Recorded information
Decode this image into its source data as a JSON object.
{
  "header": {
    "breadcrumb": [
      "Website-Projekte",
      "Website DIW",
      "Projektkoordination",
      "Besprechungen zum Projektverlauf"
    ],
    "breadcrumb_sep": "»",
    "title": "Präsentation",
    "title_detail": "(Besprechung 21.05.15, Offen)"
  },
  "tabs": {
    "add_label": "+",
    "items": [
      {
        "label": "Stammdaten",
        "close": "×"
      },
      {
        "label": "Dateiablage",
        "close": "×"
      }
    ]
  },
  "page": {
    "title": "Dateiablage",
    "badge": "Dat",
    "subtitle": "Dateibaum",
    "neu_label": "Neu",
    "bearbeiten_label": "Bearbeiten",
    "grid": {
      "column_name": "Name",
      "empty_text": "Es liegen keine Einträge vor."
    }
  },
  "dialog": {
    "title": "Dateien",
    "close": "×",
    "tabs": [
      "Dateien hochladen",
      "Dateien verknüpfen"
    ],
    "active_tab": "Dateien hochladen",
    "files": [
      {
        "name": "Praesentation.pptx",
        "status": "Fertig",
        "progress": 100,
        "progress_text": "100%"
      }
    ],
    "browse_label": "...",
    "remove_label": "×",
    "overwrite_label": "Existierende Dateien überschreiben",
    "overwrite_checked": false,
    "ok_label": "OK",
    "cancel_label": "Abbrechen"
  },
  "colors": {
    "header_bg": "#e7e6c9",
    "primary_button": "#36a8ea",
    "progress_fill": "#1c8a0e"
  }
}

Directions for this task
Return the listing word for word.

Response area
Decode this image into its source data as a JSON object.
{
  "header": {
    "breadcrumb": [
      "Website-Projekte",
      "Website DIW",
      "Projektkoordination",
      "Besprechungen zum Projektverlauf"
    ],
    "breadcrumb_sep": "»",
    "title": "Präsentation",
    "title_detail": "(Besprechung 21.05.15, Offen)"
  },
  "tabs": {
    "add_label": "+",
    "items": [
      {
        "label": "Stammdaten",
        "close": "×"
      },
      {
        "label": "Dateiablage",
        "close": "×"
      }
    ]
  },
  "page": {
    "title": "Dateiablage",
    "badge": "Dat",
    "subtitle": "Dateibaum",
    "neu_label": "Neu",
    "bearbeiten_label": "Bearbeiten",
    "grid": {
      "column_name": "Name",
      "empty_text": "Es liegen keine Einträge vor."
    }
  },
  "dialog": {
    "title": "Dateien",
    "close": "×",
    "tabs": [
      "Dateien hochladen",
      "Dateien verknüpfen"
    ],
    "active_tab": "Dateien hochladen",
    "files": [
      {
        "name": "Praesentation.pptx",
        "status": "Fertig",
        "progress": 100,
        "progress_text": "100%"
      }
    ],
    "browse_label": "...",
    "remove_label": "×",
    "overwrite_label": "Existierende Dateien überschreiben",
    "overwrite_checked": false,
    "ok_label": "OK",
    "cancel_label": "Abbrechen"
  },
  "colors": {
    "header_bg": "#e7e6c9",
    "primary_button": "#36a8ea",
    "progress_fill": "#1c8a0e"
  }
}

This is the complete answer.